A friend of mine, who has not and is unlikely ever to have a computer, kept a diary for almost a year, before, unaccountably giving it up. When recently she re-read it, she was quite pleased with it, (usually people, myself included, have the opposite reaction, and push their reread diaries away in embarrassment), and, taking me by surprise, asked me if I would like to read it. I have sent it back to her with the urgent request that she take up diary-writing again. What are its qualities? Clarity, directness, honesty, wit. And its weaknesses? Complaint, obsessiveness, self-absorption. Note that the weaknesses are what you would expect of an honest diary writer. It seems to me that diary-writing may be a chore, but it has the merit of providing a focus for one's thoughts and even actions, even if one leads what appears to be a sheltered life. I ask myself if this blog and the other blogs which I read, are not, after all, diaries of a sort? And whether the chief encouragement to continue with them is not the feeling that their readers, usually sympathetic, are responding, most of the time to your musings and observations.

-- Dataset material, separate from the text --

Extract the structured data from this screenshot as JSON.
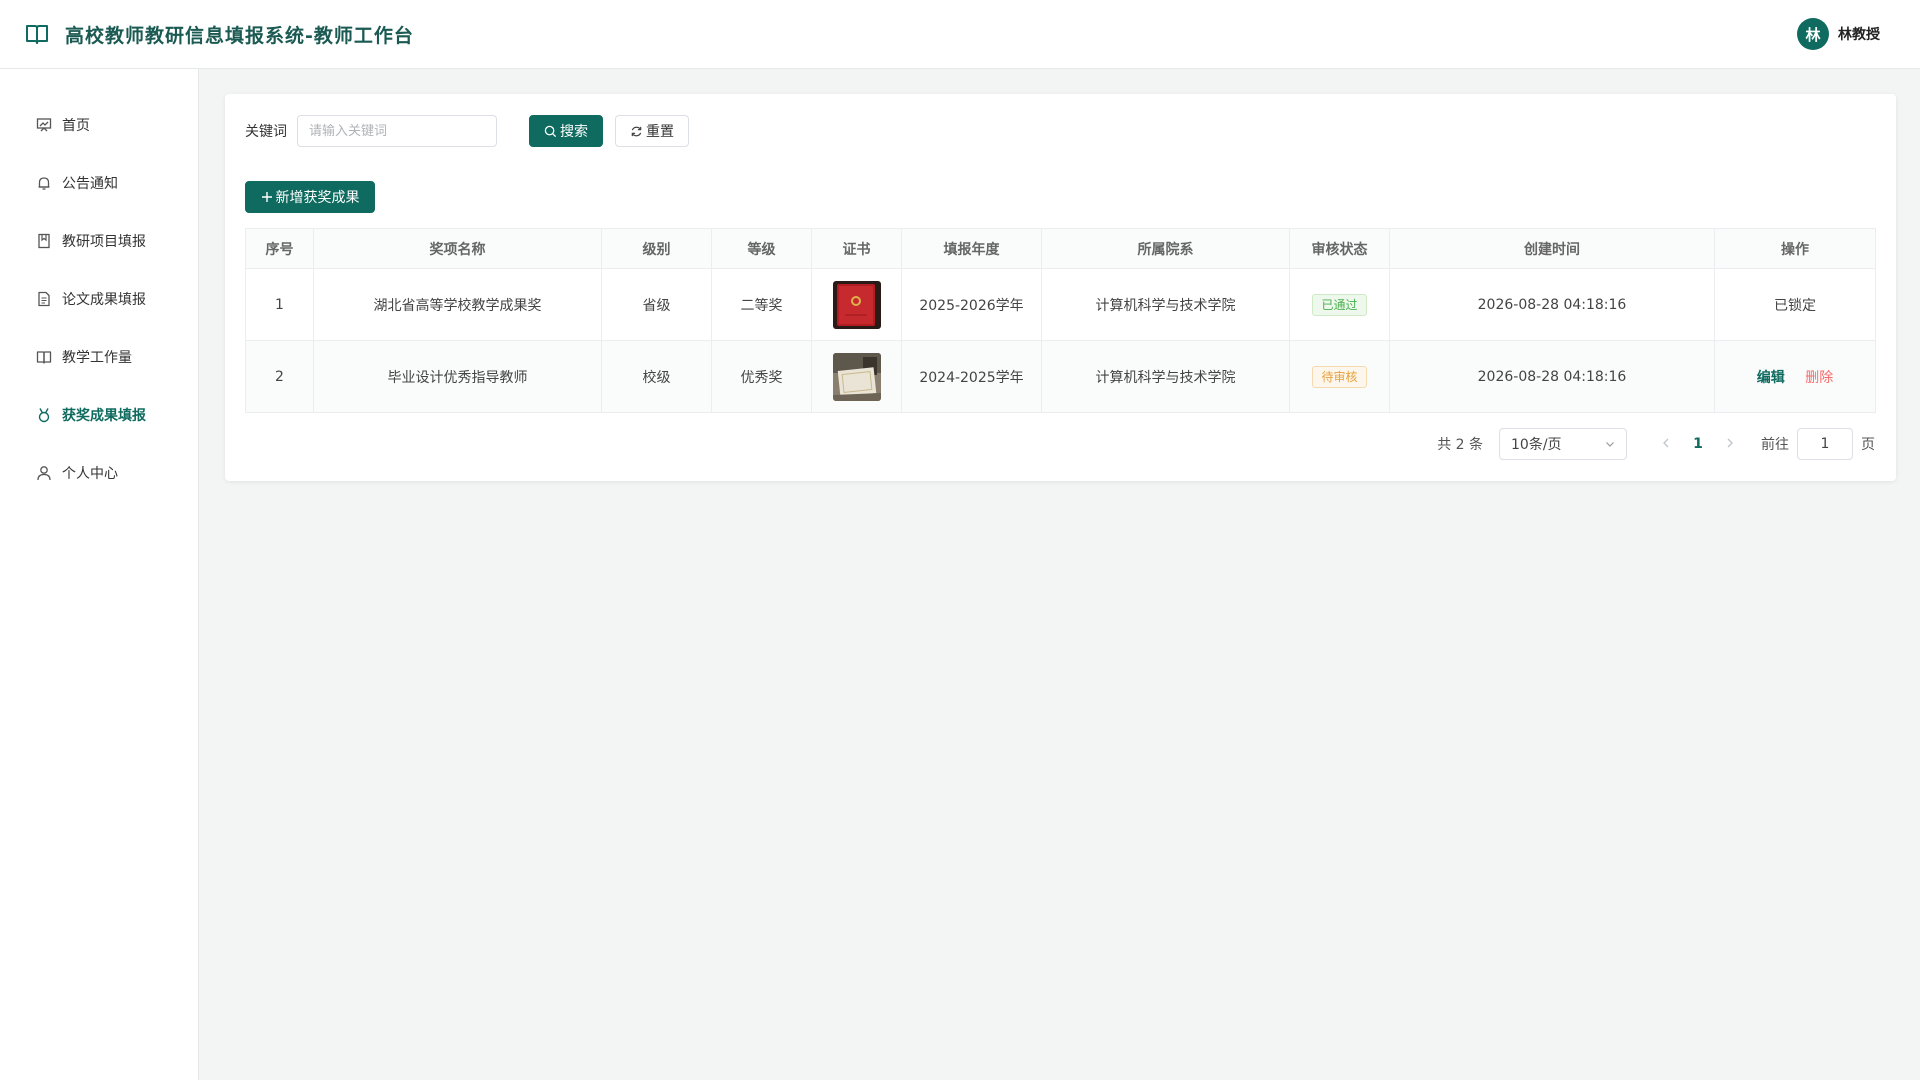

That, I suppose, may set blogs apart from more traditional diary forms, but the thought does put blogging and diary-writing in a new perspective.
Saturday, August 09, 2008
Recourse to an old fashioned hot water bottle when you have pulled a muscle in your back proves a very present help in time of trouble.
In the High Street a new shop called the Children's Salon is on the point of opening. Suspended just below the ceiling and circling the shop is a narrow shelf wide enough for a track. And on the track, is a good sized toy train. Children and grand children are now probably to big to provide an excuse for me to enter. But when it opens I think I will anyway. Toy trains were unavailable in the war years ,when I was of an age to enjoy them
Friday, August 08, 2008
I watch a man with a power hose clean a yard. What ever he is getting rid of seems to have spread on to his shoes and the bottom of his trousers, because he directs the hose on to these, performing a little dance in the process.
In the vegetable garden, after the rain and in the continuing humidity, everything is growing and bursting out of its bounds. There is a sense of fecundity and excess.
Thursday, August 07, 2008
Last night, as the air grew sponge-like in its humidity, there was a majestic thunder storm.Lightening was almost continuous and the thunder irrupted overhead with ear-splitting claps. You might have used the phrase "shock and awe" if hadn't belonged in a less natural context.
A thin strip of green roofing felt is all that remains for the roofers who have been working on the house round the corner for the last four weeks, to cover with tiles.